Excerpts from an interface dataset
Segment Open

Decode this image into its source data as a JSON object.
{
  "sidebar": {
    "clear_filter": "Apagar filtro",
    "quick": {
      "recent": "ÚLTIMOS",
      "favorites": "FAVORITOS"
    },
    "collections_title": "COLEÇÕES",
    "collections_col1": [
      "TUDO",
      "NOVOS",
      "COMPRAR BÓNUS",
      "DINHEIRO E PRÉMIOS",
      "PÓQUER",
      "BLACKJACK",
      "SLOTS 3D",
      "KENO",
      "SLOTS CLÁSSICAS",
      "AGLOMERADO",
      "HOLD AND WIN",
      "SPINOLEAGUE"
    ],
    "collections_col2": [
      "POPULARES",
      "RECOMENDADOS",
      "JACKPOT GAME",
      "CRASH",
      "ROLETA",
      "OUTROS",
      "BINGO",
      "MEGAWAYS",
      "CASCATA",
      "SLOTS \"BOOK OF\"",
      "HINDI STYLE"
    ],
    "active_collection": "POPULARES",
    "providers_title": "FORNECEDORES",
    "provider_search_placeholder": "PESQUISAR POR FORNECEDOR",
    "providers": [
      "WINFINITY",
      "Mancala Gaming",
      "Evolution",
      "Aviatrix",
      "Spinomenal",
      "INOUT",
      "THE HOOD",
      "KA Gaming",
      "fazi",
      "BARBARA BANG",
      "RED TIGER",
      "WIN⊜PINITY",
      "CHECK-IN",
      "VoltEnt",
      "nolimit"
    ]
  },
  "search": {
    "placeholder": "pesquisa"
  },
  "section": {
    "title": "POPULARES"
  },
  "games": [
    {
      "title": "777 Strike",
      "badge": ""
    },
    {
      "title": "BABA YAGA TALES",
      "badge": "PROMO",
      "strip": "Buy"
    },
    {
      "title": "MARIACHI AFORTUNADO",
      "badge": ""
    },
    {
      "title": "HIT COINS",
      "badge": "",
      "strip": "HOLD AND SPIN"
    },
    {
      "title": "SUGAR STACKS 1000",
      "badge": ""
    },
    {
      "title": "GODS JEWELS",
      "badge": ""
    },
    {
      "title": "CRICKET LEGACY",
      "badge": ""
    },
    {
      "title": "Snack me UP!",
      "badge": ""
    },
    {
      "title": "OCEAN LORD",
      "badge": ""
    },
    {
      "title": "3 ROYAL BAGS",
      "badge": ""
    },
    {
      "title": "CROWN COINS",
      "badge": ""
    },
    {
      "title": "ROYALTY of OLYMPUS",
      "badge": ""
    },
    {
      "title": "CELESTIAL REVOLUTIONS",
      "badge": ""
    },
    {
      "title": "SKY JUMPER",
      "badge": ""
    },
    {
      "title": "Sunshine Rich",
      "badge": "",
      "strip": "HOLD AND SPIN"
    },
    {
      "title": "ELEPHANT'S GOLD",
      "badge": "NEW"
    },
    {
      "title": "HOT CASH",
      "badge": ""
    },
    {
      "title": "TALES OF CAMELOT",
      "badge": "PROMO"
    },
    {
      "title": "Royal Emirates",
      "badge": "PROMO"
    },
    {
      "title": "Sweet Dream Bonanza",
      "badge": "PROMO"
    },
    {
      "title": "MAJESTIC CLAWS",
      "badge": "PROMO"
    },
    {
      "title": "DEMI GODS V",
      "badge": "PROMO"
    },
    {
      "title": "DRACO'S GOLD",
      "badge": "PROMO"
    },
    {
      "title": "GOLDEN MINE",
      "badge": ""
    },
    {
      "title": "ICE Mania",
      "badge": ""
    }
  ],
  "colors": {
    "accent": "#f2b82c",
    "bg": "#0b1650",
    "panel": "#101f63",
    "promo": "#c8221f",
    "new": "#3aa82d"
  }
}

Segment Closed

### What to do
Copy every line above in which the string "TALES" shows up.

### Answer for the task
      "title": "BABA YAGA TALES",
      "title": "TALES OF CAMELOT",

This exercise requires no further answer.